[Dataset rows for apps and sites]
[Start of section]

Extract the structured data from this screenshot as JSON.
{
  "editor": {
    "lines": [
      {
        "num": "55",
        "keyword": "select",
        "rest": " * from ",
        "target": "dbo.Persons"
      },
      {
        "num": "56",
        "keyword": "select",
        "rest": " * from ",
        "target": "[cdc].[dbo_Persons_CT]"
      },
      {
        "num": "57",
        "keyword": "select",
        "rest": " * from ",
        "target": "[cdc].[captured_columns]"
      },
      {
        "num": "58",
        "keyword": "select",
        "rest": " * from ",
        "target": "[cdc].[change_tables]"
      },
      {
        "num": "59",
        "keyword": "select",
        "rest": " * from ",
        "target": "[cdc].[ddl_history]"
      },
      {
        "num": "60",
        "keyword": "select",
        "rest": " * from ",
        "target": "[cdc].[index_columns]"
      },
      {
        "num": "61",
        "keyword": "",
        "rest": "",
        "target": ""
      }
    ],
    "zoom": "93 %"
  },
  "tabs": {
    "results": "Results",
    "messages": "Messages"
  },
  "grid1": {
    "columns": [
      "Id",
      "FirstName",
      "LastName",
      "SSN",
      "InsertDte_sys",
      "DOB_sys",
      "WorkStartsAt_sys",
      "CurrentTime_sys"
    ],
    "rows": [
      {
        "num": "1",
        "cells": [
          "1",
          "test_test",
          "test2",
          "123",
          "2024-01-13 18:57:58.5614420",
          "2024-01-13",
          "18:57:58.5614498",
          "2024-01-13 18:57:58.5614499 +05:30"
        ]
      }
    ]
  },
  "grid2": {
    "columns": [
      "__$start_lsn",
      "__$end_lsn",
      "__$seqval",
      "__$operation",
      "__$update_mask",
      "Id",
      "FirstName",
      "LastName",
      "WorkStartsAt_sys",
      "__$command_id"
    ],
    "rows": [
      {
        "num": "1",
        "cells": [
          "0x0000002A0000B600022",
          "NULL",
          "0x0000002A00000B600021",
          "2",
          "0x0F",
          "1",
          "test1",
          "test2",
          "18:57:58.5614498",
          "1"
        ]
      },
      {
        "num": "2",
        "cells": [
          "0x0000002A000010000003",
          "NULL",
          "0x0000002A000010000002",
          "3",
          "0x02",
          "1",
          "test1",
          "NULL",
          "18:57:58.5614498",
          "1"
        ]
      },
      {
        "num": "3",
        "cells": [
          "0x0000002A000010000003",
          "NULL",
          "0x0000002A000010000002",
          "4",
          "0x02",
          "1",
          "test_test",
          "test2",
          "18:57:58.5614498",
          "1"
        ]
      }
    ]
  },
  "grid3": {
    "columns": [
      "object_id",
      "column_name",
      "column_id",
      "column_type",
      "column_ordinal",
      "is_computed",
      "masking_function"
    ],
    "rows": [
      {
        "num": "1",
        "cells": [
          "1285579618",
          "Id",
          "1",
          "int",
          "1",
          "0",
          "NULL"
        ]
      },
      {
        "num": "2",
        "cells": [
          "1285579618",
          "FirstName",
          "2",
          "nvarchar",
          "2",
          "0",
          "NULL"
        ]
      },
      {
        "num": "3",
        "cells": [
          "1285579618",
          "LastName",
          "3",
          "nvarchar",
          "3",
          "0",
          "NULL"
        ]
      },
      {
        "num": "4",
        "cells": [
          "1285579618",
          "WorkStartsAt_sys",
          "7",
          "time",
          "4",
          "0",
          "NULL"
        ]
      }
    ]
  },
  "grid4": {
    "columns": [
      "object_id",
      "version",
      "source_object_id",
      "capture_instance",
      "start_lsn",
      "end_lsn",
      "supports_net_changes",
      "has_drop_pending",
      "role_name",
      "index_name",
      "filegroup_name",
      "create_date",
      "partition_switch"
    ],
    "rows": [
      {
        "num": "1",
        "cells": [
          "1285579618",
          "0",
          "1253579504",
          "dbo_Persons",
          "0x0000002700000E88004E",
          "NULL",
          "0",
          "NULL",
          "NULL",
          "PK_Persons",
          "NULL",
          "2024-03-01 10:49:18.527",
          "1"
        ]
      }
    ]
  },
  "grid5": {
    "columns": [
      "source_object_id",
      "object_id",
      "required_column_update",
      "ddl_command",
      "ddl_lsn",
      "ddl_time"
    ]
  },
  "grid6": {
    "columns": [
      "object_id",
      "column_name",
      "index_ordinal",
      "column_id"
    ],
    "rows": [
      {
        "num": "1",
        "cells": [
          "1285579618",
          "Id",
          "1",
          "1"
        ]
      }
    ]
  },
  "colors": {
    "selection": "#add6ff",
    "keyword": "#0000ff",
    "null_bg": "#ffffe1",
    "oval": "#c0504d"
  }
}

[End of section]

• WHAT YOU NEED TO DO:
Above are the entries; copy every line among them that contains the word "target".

• THE ANSWER:
        "target": "dbo.Persons"
        "target": "[cdc].[dbo_Persons_CT]"
        "target": "[cdc].[captured_columns]"
        "target": "[cdc].[change_tables]"
        "target": "[cdc].[ddl_history]"
        "target": "[cdc].[index_columns]"
        "target": ""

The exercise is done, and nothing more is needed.